What It Is That I Do (as an interdisciplinarian)

As an interdisciplinarian, I reject reductionist world views. I  reject 19th century scientism (the attempt to reduce everything to simple physics), postmodernist reduction of everything to power, the tendency (left and right) to reduce everything to politics and government, the tendency of too many libertarians to reduce everything to market interactions, reduction of everything to psychology, to language, to religion, to philosophy, to aesthetics, etc. This tendency toward reductionism on the part of, perhaps, most people, makes these people tend to accuse everyone of reductionism if they have the audacity to argue from a different perspective from that person.

The world is made up of a variety of spontaneous orders, and thus of a variety of ways of understanding human social interactions (there being different kinds, they should be understood differently). There is reductionist science and emergentist science -- each requires different ways of understanding, and when the emergentist science reaches the level of human psychology and social interactions, the differences are so wide that the equation of the social sciences with the physical sciences almost appears bizarre. The physical sciences require knowledge; the social sciences require understanding. Knowledge and understanding are quite different things. The social sciences thus come much closer to philosophy and literary theory than the kinds of things we find in the physical sciences -- even as the physical sciences are finally starting to produce theories, such as the constructal law and self-organizing complexity and strange attractors and network theory, that are increasingly applicable to the social science. Still, these theories of emergent complexity require more understanding than simple knowledge.

If there are a variety of spontaneous orders in which we necessarily interact -- math, the physical sciences, technology, money/finance, the economy, the social sciences, democratic government (or the non-spontaneous order versions of government), philanthropy, philosophy, religion, and the arts -- there are a variety of ways of understanding the world, all of which are right and all of which are wrong.
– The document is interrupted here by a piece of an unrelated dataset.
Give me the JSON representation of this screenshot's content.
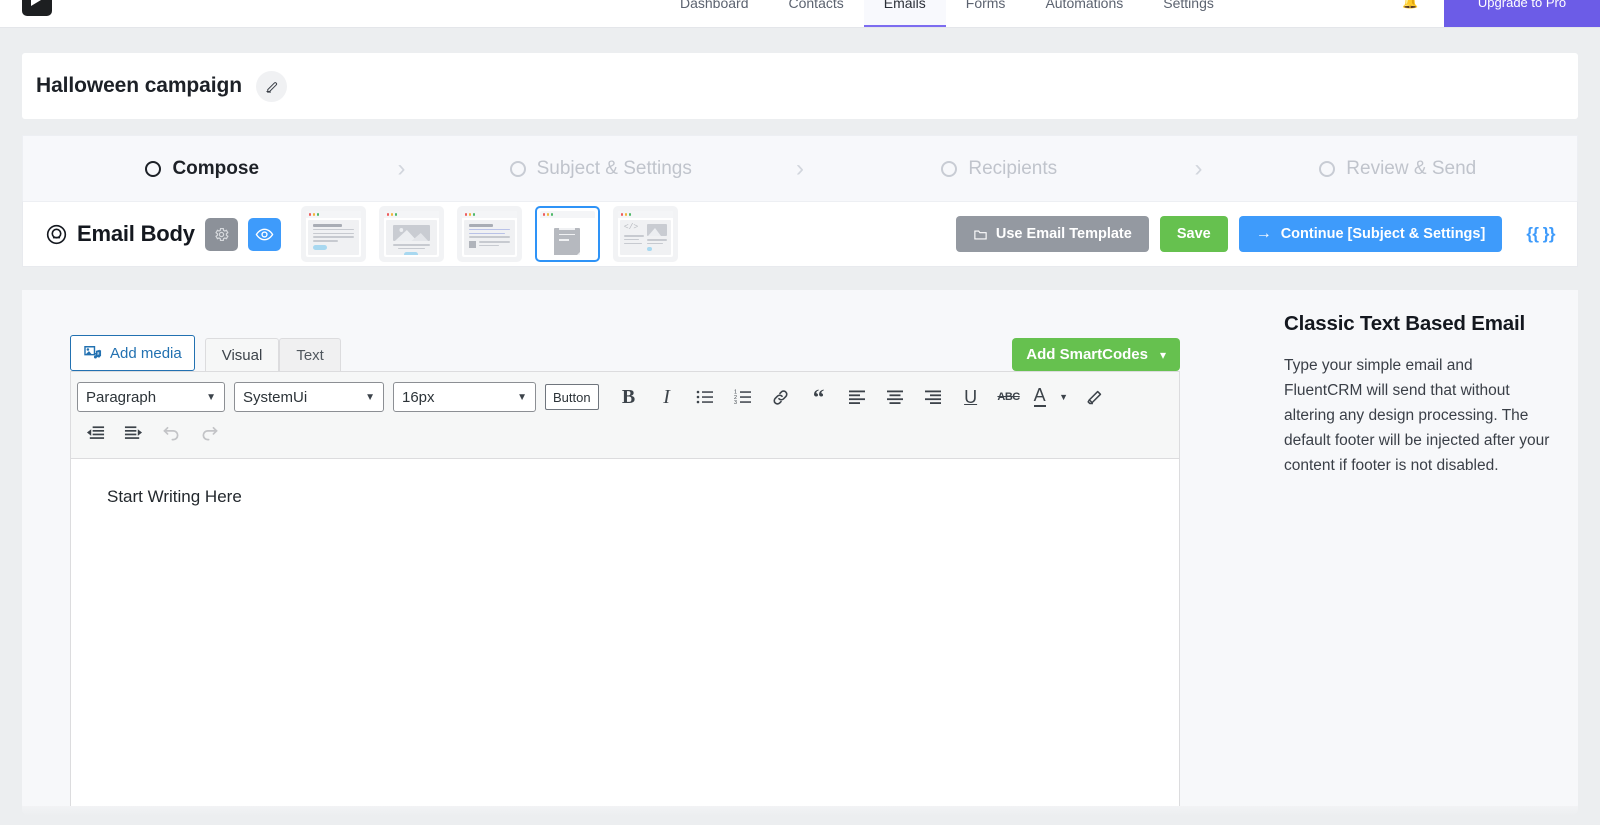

They are right, when taken together with the rest; they are wrong when used as the only lens through which to interpret the world. Of course, reductionism is simple and easy; understanding our complex social reality as a set of interacting spontaneous orders and organizations is, well, complex and difficult. It is far easier to be a reductionist of some kind than to even acknowledge the true complexity of the world.

Of course, those of us who are interdisciplinarians have to live with the fact that we are going to be misunderstood by the reductionists, who are always going to accuse us of reductionism when we provide evidence from an other other than the one they most prefer. The libertarian reductionist of all to market economics is going to look on me with distrust when I suggest there are political economies and gift economies as well as market economies. The postmodernist power reductionist who politicizes everything (in the worst sense of the term) can make no sense of my objection that not everything is power. They are also not too keen on scientific explanations. And the scientific reductionists, who reduce everything to math and physics, don't really think emergentist science is in fact real science. And philosophers, who are the ultimate in pursuing understanding, are the most stringent in rejecting knowledge-based science. Sadly, they equally misunderstand the social sciences, which are forms of understanding and, thus, more similar to philosophy than to the physical sciences.

All of this makes one-on-one conservations difficult for an interdisciplinarian. We are going to draw on evidence and understanding from a variety of disciplines and areas of life, and those who view things through one or even a few narrow perspectives are always going to object to those outside their perspectives and accuse the interdisciplinarian of having a narrow perspective when they do not, just because they offer arguments from outside the reductionists' perspective. The interdisciplinarian does somewhat better in writing, where they can bring scientific knowledge and philosophical understanding and mathematical idealism and real world evidence and artistic presentation together into a single work more easily. This, however, does not prevent some people from objecting that they simply don't know what it is that you do.
Post a Comment